For 72 hours after you’ve had drinks, your reaction time is slowed. Also, you precision and equilibrium suffer, as well as hand-eye coordination and judgement. Finally, you have reduced levels of stamina, strength, and focus. These are all essential elements to peak athletic performance, and are vital to every athlete.
If you have a game on a Monday and you think that those Friday night drinks won’t affect that, you’re mistaken!
Slowed Muscle Recovery
As mentioned before alcohol can slow recovery time after an injury. However, injuries are only a small part of the importance of recovery in sports. When you’re focusing on getting yourself in peak physical condition, you need your muscles to rebuild. This lets you continue exercising without the soreness.
Glycogen is the body’s main energy source during exercise. When you drink, it delays the production of glycogen. In turn, your muscles take longer to rebuild the micro-tears produced from a hard workout.
Alcohol is a diuretic.
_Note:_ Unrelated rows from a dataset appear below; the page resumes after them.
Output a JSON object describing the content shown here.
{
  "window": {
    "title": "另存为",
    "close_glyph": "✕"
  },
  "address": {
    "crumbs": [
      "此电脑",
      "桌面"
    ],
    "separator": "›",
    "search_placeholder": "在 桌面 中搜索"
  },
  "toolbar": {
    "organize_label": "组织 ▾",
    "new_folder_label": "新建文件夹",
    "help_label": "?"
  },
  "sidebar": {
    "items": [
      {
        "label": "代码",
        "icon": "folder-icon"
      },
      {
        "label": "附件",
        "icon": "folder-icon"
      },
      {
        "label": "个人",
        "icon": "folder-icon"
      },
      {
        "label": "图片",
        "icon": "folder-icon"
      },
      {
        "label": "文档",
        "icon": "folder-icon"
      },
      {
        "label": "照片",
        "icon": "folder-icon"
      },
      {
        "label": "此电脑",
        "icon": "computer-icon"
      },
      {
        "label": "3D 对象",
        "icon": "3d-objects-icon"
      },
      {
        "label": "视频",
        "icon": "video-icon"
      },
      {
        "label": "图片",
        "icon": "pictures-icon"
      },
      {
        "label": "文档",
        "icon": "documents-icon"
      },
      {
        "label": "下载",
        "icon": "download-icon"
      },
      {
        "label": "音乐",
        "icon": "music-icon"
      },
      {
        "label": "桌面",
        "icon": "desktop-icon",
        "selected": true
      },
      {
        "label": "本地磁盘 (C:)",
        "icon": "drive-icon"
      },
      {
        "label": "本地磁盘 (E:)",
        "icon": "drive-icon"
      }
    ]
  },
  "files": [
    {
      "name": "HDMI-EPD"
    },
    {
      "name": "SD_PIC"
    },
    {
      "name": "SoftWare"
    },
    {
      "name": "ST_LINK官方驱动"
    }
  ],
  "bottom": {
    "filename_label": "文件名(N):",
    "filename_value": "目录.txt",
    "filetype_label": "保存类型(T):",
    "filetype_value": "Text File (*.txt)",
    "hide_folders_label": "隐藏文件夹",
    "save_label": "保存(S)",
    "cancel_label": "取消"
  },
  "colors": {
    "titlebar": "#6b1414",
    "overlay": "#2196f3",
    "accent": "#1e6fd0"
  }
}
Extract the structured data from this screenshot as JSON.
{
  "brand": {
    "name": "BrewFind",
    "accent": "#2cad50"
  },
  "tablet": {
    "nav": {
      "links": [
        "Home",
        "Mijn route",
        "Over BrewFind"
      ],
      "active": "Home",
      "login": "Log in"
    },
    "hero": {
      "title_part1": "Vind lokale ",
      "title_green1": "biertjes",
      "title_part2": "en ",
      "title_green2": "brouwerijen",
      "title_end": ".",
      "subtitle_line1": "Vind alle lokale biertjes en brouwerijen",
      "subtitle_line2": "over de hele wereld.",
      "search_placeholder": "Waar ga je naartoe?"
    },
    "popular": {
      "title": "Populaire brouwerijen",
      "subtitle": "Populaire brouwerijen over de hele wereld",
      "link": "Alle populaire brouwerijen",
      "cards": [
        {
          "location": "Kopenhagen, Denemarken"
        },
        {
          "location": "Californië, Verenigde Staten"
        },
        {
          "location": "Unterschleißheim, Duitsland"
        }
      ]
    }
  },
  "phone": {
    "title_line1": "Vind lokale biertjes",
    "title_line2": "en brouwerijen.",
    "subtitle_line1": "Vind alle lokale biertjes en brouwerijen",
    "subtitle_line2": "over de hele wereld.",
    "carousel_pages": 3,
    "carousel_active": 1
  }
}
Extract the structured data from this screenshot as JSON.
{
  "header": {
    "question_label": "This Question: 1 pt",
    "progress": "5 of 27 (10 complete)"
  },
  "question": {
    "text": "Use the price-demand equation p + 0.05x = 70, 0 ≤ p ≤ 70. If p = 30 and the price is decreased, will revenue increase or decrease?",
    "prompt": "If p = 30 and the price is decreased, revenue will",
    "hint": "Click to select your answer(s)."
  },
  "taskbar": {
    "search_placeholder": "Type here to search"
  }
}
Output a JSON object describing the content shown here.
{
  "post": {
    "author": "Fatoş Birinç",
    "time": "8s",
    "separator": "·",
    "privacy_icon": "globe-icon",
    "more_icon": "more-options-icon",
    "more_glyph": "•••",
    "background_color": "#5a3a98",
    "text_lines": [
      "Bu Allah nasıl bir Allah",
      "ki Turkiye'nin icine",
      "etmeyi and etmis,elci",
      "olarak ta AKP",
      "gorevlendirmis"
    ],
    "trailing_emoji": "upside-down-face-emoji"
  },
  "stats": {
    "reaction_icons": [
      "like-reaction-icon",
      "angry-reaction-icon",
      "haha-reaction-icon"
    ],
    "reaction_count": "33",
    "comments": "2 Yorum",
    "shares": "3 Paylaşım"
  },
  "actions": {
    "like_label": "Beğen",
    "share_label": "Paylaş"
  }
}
What that means is, it makes you want to pee a lot more. When your kidneys want to expel the toxins from liquor, you have the need to go to the bathroom more often. If you combine the effects of exercising with the dehydration that comes from drinking, you’ll lose fluids fast.
Once your body is dehydrated, you get headaches and your muscles don’t function the way they should. They cramp up, and eventually shut down. This is undesirable for those who wish to strengthen their muscles.
Aside from the obvious health risks associated with alcohol abuse, there are also other repercussions. If your habits are clear to your coach, you could get kicked off your team. That’s heartbreaking, especially if you’ve dedicated so much of your time to getting better. Don’t throw everything away for short-term happiness. You’ve chosen a life of peak health, the logical move is to take away all your unhealthy habits. Life offers plenty of ways to reduce stress and have a good time. Don’t throw it all away.
What tips and tricks would you give to aspiring athletes who want to have fun without substances? Comment below!